### Assignment
Where the string "reply" shows up in a line of the records, copy that line.

### Source material
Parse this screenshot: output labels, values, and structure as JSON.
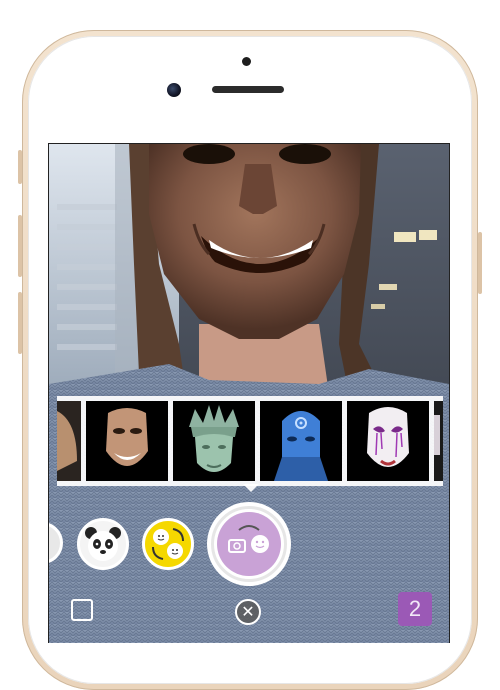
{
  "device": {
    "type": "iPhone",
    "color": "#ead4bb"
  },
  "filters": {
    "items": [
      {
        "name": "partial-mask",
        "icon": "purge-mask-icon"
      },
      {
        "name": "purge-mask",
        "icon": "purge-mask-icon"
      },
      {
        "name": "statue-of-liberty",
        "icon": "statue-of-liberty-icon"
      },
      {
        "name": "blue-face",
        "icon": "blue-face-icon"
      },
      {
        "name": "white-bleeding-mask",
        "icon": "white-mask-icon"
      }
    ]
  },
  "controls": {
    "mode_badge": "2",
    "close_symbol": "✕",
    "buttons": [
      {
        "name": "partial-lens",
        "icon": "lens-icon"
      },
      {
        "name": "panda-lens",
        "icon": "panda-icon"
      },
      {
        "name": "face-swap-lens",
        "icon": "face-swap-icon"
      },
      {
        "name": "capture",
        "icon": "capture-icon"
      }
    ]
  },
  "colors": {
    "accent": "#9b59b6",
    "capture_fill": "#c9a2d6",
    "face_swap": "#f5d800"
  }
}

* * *

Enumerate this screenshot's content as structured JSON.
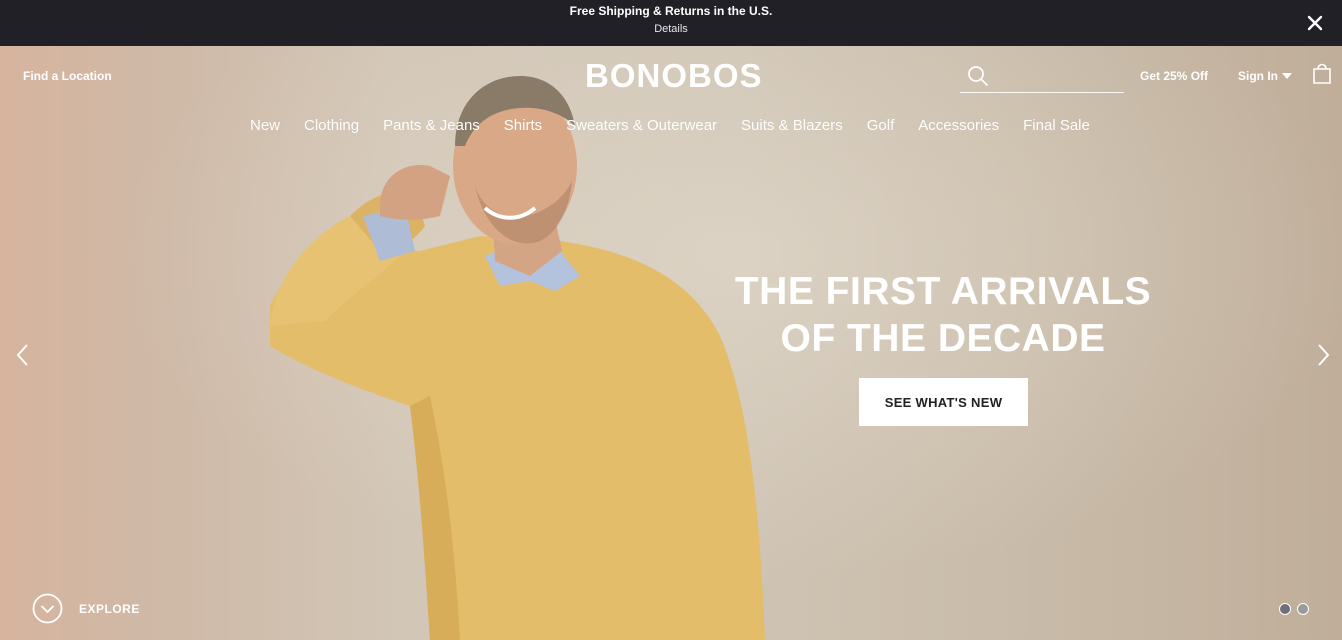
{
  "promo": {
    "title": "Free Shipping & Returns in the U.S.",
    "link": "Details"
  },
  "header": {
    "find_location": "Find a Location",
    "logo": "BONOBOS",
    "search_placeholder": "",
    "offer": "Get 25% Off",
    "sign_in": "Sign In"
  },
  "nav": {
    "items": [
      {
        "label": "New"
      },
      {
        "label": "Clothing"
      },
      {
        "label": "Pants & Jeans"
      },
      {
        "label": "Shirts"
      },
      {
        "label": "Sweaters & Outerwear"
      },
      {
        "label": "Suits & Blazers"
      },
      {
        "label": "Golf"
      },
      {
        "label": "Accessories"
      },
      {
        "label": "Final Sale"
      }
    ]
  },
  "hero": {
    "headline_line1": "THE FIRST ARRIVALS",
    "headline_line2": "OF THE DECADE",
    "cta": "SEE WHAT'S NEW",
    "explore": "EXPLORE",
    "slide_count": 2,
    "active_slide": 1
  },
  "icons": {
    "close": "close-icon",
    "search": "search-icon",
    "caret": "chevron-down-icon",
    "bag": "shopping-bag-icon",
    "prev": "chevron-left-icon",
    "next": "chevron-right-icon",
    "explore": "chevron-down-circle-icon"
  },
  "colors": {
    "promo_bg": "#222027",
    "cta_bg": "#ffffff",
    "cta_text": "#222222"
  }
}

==

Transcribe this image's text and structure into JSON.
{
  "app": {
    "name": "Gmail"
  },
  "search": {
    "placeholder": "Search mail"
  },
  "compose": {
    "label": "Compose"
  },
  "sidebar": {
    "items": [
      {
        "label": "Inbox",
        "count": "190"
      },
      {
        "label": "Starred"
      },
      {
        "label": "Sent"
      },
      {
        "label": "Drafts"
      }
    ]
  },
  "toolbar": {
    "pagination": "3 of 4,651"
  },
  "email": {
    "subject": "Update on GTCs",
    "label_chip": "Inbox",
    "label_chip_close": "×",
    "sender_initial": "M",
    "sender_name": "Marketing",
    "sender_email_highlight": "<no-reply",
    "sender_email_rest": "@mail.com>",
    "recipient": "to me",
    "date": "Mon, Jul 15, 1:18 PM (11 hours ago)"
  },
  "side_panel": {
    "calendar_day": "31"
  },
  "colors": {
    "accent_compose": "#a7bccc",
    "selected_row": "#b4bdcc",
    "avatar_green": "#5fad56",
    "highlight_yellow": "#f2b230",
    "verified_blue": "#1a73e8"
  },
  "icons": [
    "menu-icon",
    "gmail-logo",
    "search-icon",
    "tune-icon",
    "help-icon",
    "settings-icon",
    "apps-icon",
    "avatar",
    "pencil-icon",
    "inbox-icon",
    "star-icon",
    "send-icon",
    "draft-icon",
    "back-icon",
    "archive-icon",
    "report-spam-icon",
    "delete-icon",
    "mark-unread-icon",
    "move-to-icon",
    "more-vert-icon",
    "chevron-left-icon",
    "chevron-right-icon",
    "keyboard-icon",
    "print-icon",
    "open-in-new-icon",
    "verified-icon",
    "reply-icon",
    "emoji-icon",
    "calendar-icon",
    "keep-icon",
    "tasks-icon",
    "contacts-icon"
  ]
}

### Expected answer
    "sender_email_highlight": "<no-reply",
    "reply-icon",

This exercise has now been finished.